Microsoft Corp. yesterday confirmed that Excel 2007, the newest version of its market-leading spreadsheet, returns incorrect calculation results in some cases.
The math bug first surfaced Saturday on Microsoft's own Excel support newsgroup when a user named Molham Serry reported that when he multiplied 850 by 77.1, Excel 2007 returned 100,000 rather than the correct 65,535. Others on the newsgroup quickly took up the standard, eventually posting more than 120 messages to the thread. Among their findings: Other calculations claimed 100,000 was the correct answer.

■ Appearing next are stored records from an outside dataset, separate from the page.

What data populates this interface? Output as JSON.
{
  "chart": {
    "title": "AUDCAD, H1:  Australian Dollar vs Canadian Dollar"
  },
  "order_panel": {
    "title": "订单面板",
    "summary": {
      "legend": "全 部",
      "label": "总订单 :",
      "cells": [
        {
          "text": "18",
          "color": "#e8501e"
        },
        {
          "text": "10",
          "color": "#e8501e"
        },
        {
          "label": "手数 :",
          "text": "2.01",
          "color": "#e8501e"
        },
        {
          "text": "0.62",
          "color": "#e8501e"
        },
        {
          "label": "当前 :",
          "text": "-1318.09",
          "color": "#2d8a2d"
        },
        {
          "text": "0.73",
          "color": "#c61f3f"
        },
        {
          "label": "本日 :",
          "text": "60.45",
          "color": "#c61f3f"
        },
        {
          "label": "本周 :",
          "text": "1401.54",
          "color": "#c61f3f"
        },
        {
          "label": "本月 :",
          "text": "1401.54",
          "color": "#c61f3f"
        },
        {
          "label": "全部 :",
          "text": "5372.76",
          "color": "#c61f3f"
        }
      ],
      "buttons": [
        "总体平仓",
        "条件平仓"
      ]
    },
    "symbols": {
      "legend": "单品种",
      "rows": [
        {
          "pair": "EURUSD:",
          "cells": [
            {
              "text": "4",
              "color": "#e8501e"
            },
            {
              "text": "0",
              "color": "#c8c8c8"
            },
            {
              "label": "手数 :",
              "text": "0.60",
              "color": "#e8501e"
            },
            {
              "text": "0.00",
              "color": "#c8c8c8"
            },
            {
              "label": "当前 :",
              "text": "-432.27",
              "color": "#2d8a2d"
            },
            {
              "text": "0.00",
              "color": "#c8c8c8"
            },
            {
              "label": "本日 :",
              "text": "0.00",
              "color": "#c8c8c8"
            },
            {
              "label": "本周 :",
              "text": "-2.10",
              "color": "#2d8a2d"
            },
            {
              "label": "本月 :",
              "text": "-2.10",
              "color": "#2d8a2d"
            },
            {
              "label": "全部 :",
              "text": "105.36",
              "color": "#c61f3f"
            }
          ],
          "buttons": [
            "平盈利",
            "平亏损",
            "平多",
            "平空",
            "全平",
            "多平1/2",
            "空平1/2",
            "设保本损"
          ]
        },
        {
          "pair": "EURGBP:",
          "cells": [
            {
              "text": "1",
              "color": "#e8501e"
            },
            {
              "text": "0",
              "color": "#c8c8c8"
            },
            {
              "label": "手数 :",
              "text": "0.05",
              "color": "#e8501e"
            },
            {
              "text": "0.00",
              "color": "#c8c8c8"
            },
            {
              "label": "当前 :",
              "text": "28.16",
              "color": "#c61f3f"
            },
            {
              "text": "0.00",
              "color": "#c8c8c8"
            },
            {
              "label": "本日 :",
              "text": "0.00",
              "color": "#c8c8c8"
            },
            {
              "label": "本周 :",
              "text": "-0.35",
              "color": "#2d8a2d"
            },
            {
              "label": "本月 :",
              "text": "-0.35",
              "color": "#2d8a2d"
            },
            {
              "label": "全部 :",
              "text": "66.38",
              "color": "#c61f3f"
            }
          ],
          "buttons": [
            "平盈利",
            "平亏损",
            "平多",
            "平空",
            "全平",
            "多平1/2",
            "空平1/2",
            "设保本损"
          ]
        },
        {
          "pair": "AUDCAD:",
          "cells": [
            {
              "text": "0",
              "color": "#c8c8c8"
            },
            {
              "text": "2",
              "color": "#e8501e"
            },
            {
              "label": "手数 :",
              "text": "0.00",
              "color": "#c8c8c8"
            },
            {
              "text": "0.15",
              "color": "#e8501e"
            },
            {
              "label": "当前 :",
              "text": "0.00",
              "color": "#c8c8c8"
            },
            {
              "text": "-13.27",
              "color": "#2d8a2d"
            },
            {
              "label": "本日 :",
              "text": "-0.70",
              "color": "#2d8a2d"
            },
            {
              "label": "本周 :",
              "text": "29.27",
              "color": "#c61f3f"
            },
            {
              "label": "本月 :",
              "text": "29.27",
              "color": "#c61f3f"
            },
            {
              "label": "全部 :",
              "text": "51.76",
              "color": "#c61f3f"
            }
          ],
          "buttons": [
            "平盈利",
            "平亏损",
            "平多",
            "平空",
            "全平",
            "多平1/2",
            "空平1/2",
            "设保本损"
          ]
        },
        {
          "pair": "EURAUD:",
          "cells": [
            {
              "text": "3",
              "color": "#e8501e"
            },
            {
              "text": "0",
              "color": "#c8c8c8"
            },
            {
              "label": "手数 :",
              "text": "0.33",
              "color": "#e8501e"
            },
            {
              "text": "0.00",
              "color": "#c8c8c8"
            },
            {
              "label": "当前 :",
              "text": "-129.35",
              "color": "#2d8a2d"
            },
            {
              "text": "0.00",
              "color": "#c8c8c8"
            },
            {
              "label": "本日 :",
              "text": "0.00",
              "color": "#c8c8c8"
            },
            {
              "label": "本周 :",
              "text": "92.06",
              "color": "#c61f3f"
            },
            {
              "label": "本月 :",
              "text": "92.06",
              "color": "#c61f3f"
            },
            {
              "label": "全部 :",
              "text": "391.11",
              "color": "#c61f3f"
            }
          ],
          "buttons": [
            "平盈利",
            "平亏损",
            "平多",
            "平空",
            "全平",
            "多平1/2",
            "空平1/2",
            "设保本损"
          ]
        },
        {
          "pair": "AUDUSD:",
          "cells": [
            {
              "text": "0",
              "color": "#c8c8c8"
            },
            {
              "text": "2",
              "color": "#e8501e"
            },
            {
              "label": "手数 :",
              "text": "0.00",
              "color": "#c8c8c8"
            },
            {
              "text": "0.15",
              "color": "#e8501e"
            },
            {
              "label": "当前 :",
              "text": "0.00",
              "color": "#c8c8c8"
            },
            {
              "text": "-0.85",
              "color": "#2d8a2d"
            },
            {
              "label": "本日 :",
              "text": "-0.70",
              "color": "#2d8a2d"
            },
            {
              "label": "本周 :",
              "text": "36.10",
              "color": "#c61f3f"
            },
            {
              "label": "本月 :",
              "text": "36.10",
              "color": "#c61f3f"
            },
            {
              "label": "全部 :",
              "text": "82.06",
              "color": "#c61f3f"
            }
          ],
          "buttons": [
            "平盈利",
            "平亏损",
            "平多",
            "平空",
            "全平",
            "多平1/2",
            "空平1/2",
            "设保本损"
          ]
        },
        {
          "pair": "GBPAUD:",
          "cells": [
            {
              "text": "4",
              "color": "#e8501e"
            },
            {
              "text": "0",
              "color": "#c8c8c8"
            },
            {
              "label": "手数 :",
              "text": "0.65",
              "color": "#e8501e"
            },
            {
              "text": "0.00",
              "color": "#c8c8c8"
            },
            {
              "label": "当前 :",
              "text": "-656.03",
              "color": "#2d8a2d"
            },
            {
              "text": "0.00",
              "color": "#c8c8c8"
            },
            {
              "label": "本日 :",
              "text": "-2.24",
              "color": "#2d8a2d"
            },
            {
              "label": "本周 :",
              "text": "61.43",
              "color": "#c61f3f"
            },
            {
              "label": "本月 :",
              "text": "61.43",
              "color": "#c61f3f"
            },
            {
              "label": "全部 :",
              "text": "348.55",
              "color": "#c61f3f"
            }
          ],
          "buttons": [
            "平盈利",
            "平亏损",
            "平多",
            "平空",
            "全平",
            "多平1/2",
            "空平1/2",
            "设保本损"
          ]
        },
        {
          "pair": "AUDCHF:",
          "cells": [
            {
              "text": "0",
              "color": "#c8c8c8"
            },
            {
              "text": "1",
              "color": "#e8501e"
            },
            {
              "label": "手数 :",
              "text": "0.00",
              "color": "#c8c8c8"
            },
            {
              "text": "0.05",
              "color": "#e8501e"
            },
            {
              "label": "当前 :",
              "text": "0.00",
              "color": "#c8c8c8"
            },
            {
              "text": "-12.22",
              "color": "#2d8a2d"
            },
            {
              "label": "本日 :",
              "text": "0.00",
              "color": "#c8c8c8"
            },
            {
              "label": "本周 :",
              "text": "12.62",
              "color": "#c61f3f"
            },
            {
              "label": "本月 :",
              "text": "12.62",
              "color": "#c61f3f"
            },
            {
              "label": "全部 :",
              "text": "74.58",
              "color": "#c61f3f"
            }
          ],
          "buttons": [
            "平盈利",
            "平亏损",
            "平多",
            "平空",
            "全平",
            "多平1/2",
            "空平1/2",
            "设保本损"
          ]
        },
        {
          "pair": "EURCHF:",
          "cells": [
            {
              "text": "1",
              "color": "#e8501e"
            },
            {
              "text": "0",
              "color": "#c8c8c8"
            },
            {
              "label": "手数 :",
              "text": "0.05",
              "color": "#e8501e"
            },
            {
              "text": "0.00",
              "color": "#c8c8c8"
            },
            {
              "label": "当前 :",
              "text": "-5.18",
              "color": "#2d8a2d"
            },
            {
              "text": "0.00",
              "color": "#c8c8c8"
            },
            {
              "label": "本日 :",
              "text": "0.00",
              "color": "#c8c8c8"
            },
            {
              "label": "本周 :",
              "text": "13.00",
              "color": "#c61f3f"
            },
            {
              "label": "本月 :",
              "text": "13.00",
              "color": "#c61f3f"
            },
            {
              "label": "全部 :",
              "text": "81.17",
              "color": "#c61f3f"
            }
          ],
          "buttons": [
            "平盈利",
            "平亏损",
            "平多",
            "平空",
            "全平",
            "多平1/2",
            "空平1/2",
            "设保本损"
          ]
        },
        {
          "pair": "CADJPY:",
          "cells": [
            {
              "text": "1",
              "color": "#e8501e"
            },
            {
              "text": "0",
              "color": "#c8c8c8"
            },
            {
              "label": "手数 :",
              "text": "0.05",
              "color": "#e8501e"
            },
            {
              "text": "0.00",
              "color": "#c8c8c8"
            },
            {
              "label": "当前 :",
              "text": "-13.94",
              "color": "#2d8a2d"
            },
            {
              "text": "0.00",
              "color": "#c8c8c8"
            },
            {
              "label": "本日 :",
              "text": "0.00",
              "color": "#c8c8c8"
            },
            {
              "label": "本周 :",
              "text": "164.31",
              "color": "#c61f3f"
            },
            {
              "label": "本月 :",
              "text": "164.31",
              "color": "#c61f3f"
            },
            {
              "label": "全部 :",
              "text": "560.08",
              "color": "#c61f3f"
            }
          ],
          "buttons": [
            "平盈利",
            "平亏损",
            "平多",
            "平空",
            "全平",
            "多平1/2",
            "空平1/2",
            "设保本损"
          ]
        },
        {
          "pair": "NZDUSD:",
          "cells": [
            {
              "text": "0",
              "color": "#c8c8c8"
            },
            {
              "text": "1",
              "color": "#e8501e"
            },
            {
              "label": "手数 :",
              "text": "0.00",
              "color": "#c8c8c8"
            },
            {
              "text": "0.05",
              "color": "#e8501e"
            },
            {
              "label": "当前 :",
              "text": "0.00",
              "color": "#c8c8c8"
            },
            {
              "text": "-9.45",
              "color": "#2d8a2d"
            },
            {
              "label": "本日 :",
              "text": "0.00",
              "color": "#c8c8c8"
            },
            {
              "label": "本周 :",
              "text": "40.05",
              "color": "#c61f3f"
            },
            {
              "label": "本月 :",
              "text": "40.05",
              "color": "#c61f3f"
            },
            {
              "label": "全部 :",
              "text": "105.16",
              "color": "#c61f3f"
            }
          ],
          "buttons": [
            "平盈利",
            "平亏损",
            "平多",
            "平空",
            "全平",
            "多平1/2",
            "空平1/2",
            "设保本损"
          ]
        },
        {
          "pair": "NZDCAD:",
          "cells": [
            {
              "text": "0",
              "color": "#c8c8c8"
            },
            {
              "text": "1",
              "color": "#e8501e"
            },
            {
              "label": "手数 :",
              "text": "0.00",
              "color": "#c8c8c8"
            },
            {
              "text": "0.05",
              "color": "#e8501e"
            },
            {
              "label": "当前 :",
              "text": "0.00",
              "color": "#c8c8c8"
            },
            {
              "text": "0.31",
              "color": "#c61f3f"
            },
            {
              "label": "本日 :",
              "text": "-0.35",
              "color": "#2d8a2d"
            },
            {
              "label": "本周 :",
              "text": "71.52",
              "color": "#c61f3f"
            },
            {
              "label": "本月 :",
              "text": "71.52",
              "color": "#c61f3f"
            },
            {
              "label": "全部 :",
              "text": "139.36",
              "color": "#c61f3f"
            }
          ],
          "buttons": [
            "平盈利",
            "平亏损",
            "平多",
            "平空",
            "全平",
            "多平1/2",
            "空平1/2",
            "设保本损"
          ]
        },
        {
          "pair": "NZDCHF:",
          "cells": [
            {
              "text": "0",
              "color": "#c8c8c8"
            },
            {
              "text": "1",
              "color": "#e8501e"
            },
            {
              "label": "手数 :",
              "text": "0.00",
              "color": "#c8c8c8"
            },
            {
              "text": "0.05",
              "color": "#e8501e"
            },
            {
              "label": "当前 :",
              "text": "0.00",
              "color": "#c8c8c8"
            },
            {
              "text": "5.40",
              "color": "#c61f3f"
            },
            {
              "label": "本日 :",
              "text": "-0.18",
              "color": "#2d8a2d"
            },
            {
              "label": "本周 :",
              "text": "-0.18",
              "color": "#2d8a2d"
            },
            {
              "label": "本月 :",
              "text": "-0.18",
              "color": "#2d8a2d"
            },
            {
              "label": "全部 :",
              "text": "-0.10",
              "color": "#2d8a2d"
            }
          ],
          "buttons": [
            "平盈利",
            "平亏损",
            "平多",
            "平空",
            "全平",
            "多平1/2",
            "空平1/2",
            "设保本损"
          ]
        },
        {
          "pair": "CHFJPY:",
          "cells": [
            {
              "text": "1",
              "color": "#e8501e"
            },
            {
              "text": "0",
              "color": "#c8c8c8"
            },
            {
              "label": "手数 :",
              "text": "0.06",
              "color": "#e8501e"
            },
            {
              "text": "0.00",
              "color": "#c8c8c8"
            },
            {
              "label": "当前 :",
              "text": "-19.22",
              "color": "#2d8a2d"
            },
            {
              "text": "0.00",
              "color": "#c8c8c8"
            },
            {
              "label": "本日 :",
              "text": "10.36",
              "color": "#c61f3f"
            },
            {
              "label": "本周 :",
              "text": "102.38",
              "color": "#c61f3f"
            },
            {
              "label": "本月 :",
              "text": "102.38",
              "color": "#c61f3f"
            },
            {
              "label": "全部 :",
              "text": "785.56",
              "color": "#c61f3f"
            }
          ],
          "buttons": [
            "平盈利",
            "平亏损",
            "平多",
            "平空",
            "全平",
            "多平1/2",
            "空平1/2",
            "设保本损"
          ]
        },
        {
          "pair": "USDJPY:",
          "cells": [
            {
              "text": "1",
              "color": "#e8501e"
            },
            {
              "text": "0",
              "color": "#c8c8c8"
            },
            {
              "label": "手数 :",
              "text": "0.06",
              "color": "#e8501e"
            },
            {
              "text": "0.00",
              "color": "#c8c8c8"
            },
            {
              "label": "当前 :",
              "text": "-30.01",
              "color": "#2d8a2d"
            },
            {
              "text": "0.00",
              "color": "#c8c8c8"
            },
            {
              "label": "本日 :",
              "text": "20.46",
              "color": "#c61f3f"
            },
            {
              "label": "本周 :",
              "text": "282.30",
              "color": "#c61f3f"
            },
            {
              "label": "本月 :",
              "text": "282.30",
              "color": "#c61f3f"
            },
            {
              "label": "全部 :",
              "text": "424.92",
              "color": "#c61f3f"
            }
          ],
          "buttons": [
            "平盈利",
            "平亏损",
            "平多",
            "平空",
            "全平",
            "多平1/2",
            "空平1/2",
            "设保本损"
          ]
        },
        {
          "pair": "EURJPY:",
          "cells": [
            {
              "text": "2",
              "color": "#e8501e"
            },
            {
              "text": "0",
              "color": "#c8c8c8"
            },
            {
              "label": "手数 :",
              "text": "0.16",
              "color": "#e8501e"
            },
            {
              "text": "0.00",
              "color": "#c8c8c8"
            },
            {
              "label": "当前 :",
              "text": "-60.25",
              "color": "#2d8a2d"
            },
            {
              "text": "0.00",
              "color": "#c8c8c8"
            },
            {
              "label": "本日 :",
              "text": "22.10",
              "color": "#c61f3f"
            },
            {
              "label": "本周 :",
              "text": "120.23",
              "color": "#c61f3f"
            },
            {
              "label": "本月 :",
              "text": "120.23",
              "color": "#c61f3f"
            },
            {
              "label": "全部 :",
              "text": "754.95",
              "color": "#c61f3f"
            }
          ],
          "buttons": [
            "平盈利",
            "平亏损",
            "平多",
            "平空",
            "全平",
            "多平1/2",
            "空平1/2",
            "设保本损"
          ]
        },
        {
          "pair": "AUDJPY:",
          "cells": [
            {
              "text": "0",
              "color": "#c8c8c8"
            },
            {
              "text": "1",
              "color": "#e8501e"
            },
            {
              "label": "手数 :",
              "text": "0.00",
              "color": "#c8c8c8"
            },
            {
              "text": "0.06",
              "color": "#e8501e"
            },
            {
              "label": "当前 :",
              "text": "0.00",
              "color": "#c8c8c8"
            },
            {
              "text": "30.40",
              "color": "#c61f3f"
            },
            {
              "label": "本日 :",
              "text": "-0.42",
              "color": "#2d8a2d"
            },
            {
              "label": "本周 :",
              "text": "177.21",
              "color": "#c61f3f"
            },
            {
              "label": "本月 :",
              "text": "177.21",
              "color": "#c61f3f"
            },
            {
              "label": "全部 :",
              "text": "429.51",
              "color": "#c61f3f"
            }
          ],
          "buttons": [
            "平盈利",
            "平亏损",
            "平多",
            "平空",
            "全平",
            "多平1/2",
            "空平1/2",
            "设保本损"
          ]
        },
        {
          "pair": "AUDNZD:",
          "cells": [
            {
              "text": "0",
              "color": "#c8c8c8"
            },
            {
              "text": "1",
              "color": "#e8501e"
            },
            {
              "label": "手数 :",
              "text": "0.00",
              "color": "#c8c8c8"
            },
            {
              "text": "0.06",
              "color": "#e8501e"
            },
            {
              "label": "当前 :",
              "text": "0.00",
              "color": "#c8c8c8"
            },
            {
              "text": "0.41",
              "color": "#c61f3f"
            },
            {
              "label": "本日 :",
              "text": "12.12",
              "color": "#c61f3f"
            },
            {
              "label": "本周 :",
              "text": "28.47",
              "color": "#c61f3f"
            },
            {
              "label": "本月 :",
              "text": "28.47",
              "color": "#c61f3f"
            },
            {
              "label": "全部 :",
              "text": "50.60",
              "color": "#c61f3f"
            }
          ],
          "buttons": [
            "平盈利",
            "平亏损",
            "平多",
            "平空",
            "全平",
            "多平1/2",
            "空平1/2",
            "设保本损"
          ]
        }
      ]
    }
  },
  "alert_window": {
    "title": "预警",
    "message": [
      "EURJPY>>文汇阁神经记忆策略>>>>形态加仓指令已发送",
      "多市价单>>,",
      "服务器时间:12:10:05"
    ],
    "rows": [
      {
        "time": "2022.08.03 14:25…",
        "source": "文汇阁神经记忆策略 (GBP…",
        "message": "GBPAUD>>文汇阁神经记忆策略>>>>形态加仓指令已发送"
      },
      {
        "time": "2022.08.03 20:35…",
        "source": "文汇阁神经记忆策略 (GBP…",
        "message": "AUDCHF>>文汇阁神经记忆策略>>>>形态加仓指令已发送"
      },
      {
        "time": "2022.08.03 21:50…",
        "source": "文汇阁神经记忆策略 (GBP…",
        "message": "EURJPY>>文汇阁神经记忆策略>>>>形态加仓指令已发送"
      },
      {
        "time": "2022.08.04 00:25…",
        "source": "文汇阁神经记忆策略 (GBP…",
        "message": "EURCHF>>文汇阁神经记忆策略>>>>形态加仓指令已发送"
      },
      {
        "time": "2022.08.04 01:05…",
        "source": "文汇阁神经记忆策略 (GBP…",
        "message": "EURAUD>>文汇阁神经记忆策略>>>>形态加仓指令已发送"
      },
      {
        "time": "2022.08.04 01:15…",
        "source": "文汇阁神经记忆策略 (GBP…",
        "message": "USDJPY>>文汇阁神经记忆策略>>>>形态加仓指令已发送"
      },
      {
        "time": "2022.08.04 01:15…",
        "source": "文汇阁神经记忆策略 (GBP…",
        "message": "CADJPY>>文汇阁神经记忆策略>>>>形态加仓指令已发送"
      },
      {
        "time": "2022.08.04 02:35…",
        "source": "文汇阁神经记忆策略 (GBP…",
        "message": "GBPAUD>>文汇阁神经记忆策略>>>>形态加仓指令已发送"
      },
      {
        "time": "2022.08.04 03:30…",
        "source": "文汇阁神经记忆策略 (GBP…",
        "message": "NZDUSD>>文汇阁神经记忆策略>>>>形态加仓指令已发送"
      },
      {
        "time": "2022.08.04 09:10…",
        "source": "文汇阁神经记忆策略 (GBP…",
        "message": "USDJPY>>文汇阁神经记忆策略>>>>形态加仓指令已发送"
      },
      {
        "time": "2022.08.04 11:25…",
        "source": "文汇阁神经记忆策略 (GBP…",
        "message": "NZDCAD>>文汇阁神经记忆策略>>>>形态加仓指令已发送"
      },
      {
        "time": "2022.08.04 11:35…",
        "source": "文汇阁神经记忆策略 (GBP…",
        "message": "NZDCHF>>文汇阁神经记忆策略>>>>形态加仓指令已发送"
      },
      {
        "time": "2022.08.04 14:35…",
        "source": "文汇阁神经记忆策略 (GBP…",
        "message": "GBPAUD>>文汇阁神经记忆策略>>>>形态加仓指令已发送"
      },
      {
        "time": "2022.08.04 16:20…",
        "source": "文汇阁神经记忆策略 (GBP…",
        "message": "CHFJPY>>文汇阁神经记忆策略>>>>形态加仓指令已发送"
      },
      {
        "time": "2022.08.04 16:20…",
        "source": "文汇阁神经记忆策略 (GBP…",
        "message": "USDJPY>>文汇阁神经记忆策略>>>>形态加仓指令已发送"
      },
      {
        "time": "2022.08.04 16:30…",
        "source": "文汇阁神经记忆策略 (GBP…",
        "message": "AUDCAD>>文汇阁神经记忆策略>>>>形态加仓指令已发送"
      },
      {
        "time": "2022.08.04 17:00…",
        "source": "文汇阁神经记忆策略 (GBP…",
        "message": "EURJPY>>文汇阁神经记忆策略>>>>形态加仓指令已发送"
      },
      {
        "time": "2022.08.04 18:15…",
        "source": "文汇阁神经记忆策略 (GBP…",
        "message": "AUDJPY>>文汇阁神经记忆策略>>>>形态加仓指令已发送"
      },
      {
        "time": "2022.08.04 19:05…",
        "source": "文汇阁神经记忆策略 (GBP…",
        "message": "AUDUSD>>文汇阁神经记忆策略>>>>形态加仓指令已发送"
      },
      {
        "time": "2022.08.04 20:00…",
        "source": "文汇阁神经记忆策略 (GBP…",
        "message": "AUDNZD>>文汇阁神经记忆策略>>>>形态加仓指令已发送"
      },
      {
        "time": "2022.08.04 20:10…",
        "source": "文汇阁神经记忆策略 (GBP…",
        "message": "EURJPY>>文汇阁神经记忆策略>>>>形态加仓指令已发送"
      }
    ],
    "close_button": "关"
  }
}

Yesterday, the Excel team offered a mea culpa posting to a Microsoft company blog. "The majority of reports were focused on multiplication, but our testing showed that this really didn't have anything do to with multiplication," said David Gainer, lead project manager for Excel. "It manifested itself with many, but not all calculations in Excel that should have resulted in 65,535. Further testing showed a similar phenomenon with 65,536 as well."
Only Excel 2007 is a math dummy. Earlier versions of the spreadsheet, including its immediate predecessor, give the correct answers.
Gainer said that the bug isn't in Excel's calculations, but in code that takes values and formats them to be displayed in the worksheet. To prove that Excel knows its multiplication tables, he suggested entering 850*77.1 in Excel 2007 -- yielding the incorrect 100,000 -- then multiplying the result by 2. The spreadsheet will return the right value, 131,070, not 200,000.
Excel displays the wrong result in an even dozen cases, Gainer added, all involving six floating-point numbers around 65,535 and 65,536. "All other calculation results are not affected," he said.
A fix for Excel -- and for SharePoint's Excel Services, which also sports the bug -- is in the works, Gainer said. He didn't set a date for the bug fix release, saying only that "we expect [it] to happen very soon." The patch will be posted for downloading, presumably to Microsoft's download site, and will also be pushed to users via a future Windows Update and a Windows Server Update Services offering. A Microsoft spokeswoman, however, said a date had not been set for the fix, or for its appearance on WU and WSUS.
Microsoft's next scheduled security patch day is Oct. 9.
See also today's IT Blogwatch: Excel bug calls for wrong number (and GHP CDs)